> **Data section**

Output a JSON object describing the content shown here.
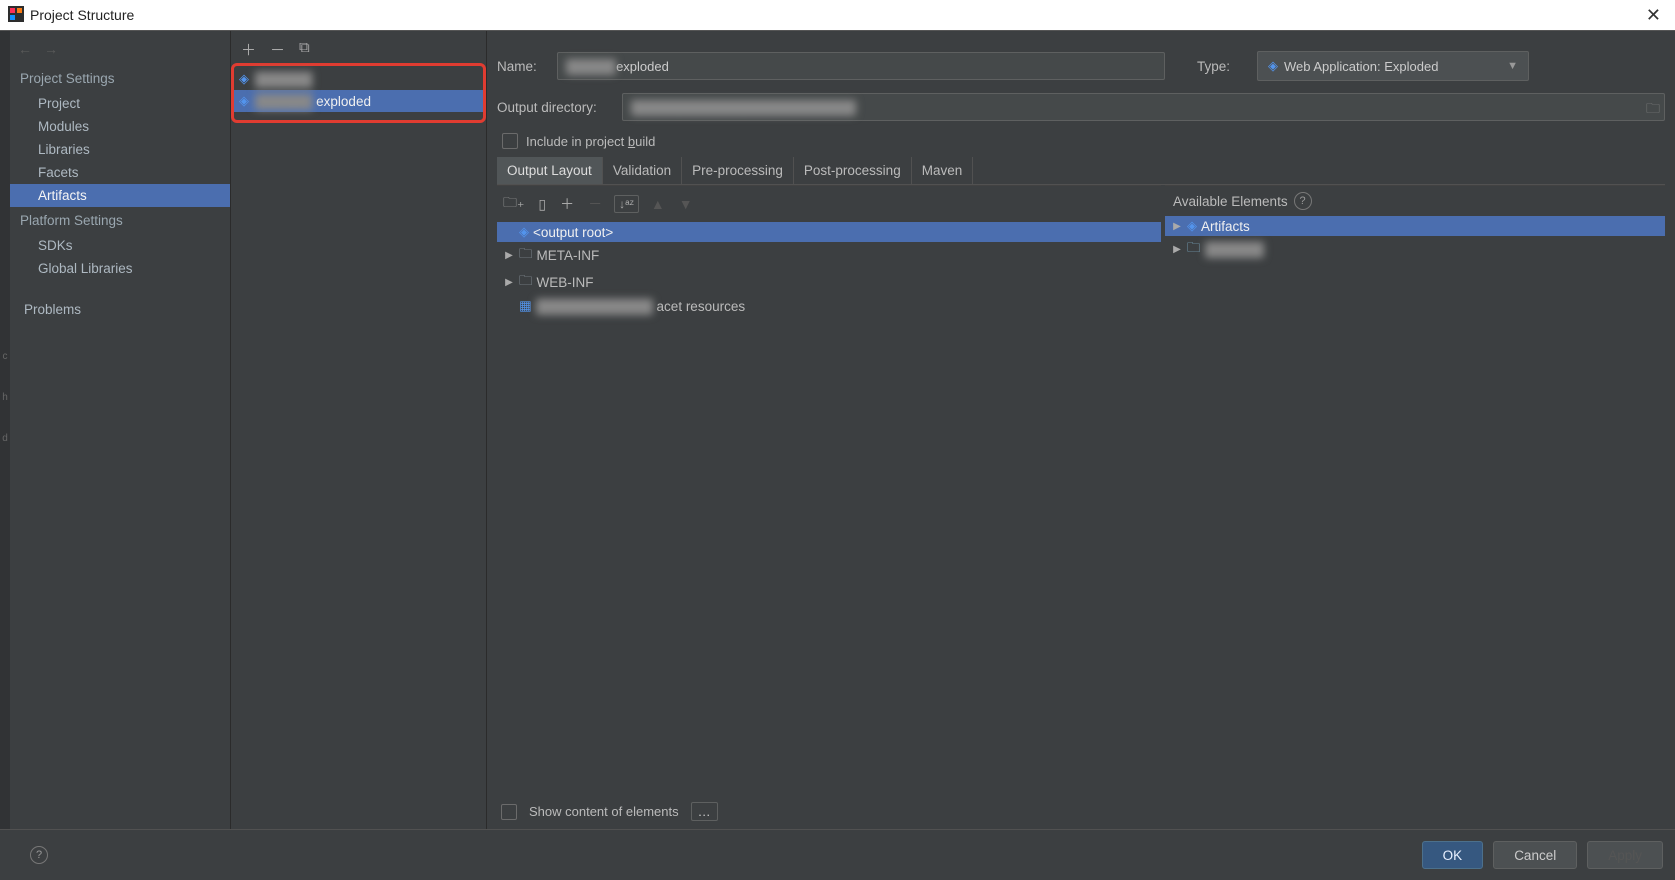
{
  "window": {
    "title": "Project Structure"
  },
  "sidebar": {
    "section1_title": "Project Settings",
    "items1": [
      "Project",
      "Modules",
      "Libraries",
      "Facets",
      "Artifacts"
    ],
    "selected1": "Artifacts",
    "section2_title": "Platform Settings",
    "items2": [
      "SDKs",
      "Global Libraries"
    ],
    "problems": "Problems"
  },
  "artifacts": {
    "list": [
      {
        "name_redacted": "██████",
        "suffix": ""
      },
      {
        "name_redacted": "██████",
        "suffix": "exploded"
      }
    ],
    "selected_index": 1
  },
  "details": {
    "name_label": "Name:",
    "name_redacted": "█████",
    "name_suffix": "exploded",
    "type_label": "Type:",
    "type_value": "Web Application: Exploded",
    "out_label": "Output directory:",
    "out_redacted": "████████████████████████",
    "include_label_pre": "Include in project ",
    "include_label_u": "b",
    "include_label_post": "uild",
    "tabs": [
      "Output Layout",
      "Validation",
      "Pre-processing",
      "Post-processing",
      "Maven"
    ],
    "active_tab": "Output Layout",
    "tree": {
      "root": "<output root>",
      "meta_inf": "META-INF",
      "web_inf": "WEB-INF",
      "facet_redacted": "████████████",
      "facet_suffix": "acet resources"
    },
    "available_title": "Available Elements",
    "available": {
      "artifacts": "Artifacts",
      "second_redacted": "██████"
    },
    "show_content": "Show content of elements"
  },
  "footer": {
    "ok": "OK",
    "cancel": "Cancel",
    "apply": "Apply"
  }
}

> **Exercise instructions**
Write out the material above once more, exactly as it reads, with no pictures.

> **Solution to this problem**
Output a JSON object describing the content shown here.
{
  "window": {
    "title": "Project Structure"
  },
  "sidebar": {
    "section1_title": "Project Settings",
    "items1": [
      "Project",
      "Modules",
      "Libraries",
      "Facets",
      "Artifacts"
    ],
    "selected1": "Artifacts",
    "section2_title": "Platform Settings",
    "items2": [
      "SDKs",
      "Global Libraries"
    ],
    "problems": "Problems"
  },
  "artifacts": {
    "list": [
      {
        "name_redacted": "██████",
        "suffix": ""
      },
      {
        "name_redacted": "██████",
        "suffix": "exploded"
      }
    ],
    "selected_index": 1
  },
  "details": {
    "name_label": "Name:",
    "name_redacted": "█████",
    "name_suffix": "exploded",
    "type_label": "Type:",
    "type_value": "Web Application: Exploded",
    "out_label": "Output directory:",
    "out_redacted": "████████████████████████",
    "include_label_pre": "Include in project ",
    "include_label_u": "b",
    "include_label_post": "uild",
    "tabs": [
      "Output Layout",
      "Validation",
      "Pre-processing",
      "Post-processing",
      "Maven"
    ],
    "active_tab": "Output Layout",
    "tree": {
      "root": "<output root>",
      "meta_inf": "META-INF",
      "web_inf": "WEB-INF",
      "facet_redacted": "████████████",
      "facet_suffix": "acet resources"
    },
    "available_title": "Available Elements",
    "available": {
      "artifacts": "Artifacts",
      "second_redacted": "██████"
    },
    "show_content": "Show content of elements"
  },
  "footer": {
    "ok": "OK",
    "cancel": "Cancel",
    "apply": "Apply"
  }
}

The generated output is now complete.